Enthusiastic interviewer battles tribal stick fighter
While many think of martial arts being an Asian tradition and traditional garb consisting of a gi there are other traditional martial arts with a more primal origin. Nguni stick fighting is a Zulu tradition in South Africa. It consists of two sticks and little in the way of armor or padding. One stick is designated for offense, the isiquili, and the second to block your opponents strikes, the uboko. Sometimes the warriors will have a shield for defense too, the shield is known as an izolihauw.
It is said that the discipline is more ceremonial and to keep you herdsman occupied than for battle. It wouldn’t be effective in a hunt but could help develop boys into men, accepting that they must preserver despite injury or hardships but also accept defeat when they are beaten. Useful life lessons, like in most martial arts.
In the video we see award winning South African news presenter Katlego Maboe take on a skilled warrior while a second observes and adjudicates. The young presenter is very enthusiastic and after initially appearing apprehensive he lively jumps around and engages the warrior in combat. The battle is called a draw and while they declare no one is injured both combatants are out of breath. Katlego reveals that he did get hit on the hands and it hurt him but he fought through it and survived.
Nelson Mandela, the politician who united a fractured South Africa was known to have practised the art in his youth. While it is unlikely we will see many gyms incorporate weapons training into their routines many of the skills utilized in Nguni stick fighting are strikingly similar to those honed by the increasingly popular movement drills.

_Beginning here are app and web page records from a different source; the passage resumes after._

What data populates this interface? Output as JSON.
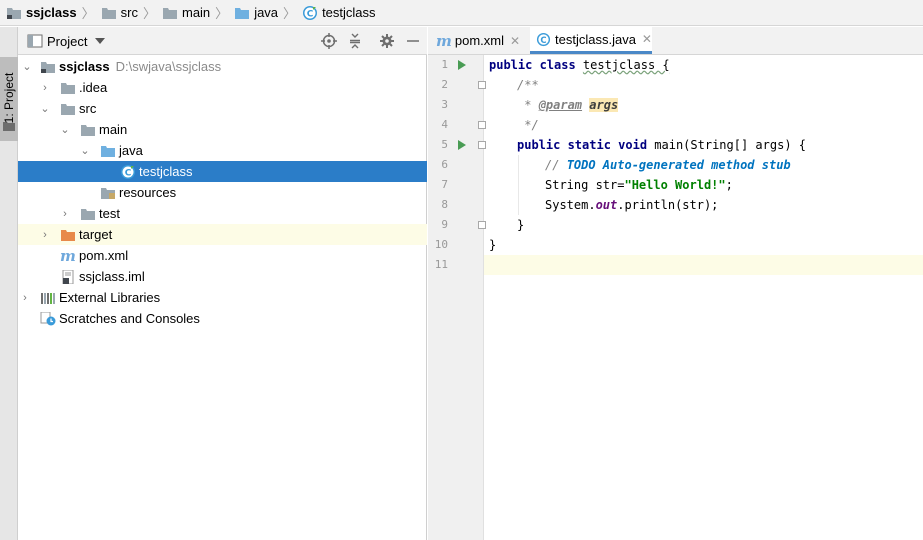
{
  "breadcrumb": [
    {
      "label": "ssjclass",
      "icon": "project-folder-icon",
      "bold": true
    },
    {
      "label": "src",
      "icon": "folder-icon"
    },
    {
      "label": "main",
      "icon": "folder-icon"
    },
    {
      "label": "java",
      "icon": "source-folder-icon"
    },
    {
      "label": "testjclass",
      "icon": "java-class-icon"
    }
  ],
  "sidebar": {
    "tab_label": "1: Project"
  },
  "project_panel": {
    "title": "Project",
    "tree": [
      {
        "label": "ssjclass",
        "path": "D:\\swjava\\ssjclass",
        "icon": "project-folder-icon",
        "expanded": true
      },
      {
        "label": ".idea",
        "icon": "folder-icon",
        "expanded": false
      },
      {
        "label": "src",
        "icon": "folder-icon",
        "expanded": true
      },
      {
        "label": "main",
        "icon": "folder-icon",
        "expanded": true
      },
      {
        "label": "java",
        "icon": "source-folder-icon",
        "expanded": true
      },
      {
        "label": "testjclass",
        "icon": "java-class-icon",
        "selected": true
      },
      {
        "label": "resources",
        "icon": "resources-folder-icon"
      },
      {
        "label": "test",
        "icon": "folder-icon",
        "expanded": false
      },
      {
        "label": "target",
        "icon": "excluded-folder-icon",
        "expanded": false
      },
      {
        "label": "pom.xml",
        "icon": "maven-icon"
      },
      {
        "label": "ssjclass.iml",
        "icon": "iml-file-icon"
      },
      {
        "label": "External Libraries",
        "icon": "libraries-icon",
        "expanded": false
      },
      {
        "label": "Scratches and Consoles",
        "icon": "scratches-icon"
      }
    ]
  },
  "editor": {
    "tabs": [
      {
        "label": "pom.xml",
        "icon": "maven-icon",
        "active": false
      },
      {
        "label": "testjclass.java",
        "icon": "java-class-icon",
        "active": true
      }
    ],
    "line_numbers": [
      "1",
      "2",
      "3",
      "4",
      "5",
      "6",
      "7",
      "8",
      "9",
      "10",
      "11"
    ],
    "code": {
      "l1_kw": "public class ",
      "l1_name": "testjclass {",
      "l2": "/**",
      "l3_star": " * ",
      "l3_tag": "@param",
      "l3_val": "args",
      "l4": " */",
      "l5_kw": "public static void ",
      "l5_rest": "main(String[] args) {",
      "l6_prefix": "// ",
      "l6_todo": "TODO Auto-generated method stub",
      "l7_a": "String str=",
      "l7_str": "\"Hello World!\"",
      "l7_b": ";",
      "l8_a": "System.",
      "l8_fld": "out",
      "l8_b": ".println(str);",
      "l9": "}",
      "l10": "}"
    }
  },
  "colors": {
    "selection": "#2b7dc8",
    "keyword": "#000080",
    "string": "#008000",
    "todo": "#0073bf",
    "run_arrow": "#499c54"
  }
}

The author, Nicholas Westerby, has trained boxing and kickboxing since 1995. You can watch his UFC retrospectives, predictions and fight card reactions on his YouTube channel